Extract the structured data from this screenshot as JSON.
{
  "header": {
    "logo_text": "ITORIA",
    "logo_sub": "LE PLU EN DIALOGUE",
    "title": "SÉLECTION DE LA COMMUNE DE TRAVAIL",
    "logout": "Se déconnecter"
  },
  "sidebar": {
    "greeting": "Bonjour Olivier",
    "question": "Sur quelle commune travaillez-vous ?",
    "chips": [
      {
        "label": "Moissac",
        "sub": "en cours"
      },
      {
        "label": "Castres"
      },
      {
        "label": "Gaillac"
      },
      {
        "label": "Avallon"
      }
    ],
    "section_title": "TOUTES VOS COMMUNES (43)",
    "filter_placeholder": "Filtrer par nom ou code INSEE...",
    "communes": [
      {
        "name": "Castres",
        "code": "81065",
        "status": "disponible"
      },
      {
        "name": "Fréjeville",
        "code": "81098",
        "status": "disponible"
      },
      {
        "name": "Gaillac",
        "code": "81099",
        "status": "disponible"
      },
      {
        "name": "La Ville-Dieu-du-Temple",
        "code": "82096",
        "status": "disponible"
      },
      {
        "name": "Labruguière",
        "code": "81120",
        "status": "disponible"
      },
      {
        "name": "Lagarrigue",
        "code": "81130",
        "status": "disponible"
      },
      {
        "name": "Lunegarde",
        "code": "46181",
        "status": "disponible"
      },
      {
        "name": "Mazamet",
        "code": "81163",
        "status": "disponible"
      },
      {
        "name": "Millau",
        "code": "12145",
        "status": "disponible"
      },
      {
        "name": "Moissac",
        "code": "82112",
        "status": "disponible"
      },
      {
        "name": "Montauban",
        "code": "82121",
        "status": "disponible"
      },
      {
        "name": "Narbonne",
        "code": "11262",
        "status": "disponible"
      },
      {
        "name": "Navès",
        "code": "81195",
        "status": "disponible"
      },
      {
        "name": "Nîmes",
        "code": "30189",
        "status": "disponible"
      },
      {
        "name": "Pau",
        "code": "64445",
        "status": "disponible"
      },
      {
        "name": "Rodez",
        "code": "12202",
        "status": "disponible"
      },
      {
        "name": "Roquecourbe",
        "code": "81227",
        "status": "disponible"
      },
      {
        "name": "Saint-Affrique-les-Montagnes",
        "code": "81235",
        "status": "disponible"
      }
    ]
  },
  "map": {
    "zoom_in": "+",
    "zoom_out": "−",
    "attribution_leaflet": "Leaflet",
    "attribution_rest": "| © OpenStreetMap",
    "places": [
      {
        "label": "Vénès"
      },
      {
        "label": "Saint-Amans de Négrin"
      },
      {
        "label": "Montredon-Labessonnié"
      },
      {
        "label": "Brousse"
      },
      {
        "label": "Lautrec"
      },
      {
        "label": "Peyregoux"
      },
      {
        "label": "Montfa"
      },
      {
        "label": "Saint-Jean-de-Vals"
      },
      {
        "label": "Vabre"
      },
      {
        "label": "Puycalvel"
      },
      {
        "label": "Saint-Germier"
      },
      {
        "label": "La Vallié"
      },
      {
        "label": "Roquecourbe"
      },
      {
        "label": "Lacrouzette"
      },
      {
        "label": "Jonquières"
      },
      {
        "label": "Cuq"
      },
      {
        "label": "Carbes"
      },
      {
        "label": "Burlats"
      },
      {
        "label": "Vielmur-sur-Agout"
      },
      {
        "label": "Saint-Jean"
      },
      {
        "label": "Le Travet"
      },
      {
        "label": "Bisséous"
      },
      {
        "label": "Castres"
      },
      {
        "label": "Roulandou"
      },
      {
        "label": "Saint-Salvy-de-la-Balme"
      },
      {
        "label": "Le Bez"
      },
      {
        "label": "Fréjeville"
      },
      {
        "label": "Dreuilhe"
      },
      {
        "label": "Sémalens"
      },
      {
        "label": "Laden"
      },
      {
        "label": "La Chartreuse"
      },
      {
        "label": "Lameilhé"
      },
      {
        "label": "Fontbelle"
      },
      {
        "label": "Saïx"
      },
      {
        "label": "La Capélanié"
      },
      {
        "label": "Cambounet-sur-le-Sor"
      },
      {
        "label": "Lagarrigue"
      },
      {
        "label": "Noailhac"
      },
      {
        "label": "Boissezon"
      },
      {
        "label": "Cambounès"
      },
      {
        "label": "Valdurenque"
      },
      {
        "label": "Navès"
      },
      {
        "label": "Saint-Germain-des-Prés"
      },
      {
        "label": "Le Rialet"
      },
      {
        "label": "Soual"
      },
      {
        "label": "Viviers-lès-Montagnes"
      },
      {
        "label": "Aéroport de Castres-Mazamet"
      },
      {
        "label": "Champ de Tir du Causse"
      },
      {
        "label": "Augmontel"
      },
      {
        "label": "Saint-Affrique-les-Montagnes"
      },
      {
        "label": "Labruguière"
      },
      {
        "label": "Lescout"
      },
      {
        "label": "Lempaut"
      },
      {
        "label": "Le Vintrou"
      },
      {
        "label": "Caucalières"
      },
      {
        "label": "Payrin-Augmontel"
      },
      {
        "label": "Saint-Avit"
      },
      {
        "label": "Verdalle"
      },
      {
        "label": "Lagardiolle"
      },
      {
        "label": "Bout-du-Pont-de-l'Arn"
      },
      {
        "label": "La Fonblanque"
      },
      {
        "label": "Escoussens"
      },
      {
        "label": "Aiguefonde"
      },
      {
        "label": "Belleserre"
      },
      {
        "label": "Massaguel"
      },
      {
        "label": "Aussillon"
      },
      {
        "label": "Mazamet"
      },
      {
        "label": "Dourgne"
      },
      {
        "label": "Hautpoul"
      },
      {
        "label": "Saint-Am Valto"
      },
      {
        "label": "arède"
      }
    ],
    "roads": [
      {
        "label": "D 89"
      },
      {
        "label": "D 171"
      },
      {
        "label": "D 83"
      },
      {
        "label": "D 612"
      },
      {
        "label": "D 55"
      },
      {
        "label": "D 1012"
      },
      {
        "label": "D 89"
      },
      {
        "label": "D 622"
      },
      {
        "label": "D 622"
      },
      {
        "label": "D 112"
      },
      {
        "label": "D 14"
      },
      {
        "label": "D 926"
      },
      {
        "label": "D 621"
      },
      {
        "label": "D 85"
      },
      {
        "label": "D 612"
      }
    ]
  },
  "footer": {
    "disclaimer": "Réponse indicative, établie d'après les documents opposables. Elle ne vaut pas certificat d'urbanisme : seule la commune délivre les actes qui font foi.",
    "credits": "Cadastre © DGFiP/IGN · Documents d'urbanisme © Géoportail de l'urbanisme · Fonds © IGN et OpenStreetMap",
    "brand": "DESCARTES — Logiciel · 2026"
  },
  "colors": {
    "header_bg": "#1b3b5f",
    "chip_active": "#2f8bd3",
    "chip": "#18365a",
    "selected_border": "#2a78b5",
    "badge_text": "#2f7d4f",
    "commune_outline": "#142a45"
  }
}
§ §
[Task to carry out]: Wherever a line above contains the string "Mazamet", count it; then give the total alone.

[Output below]: 3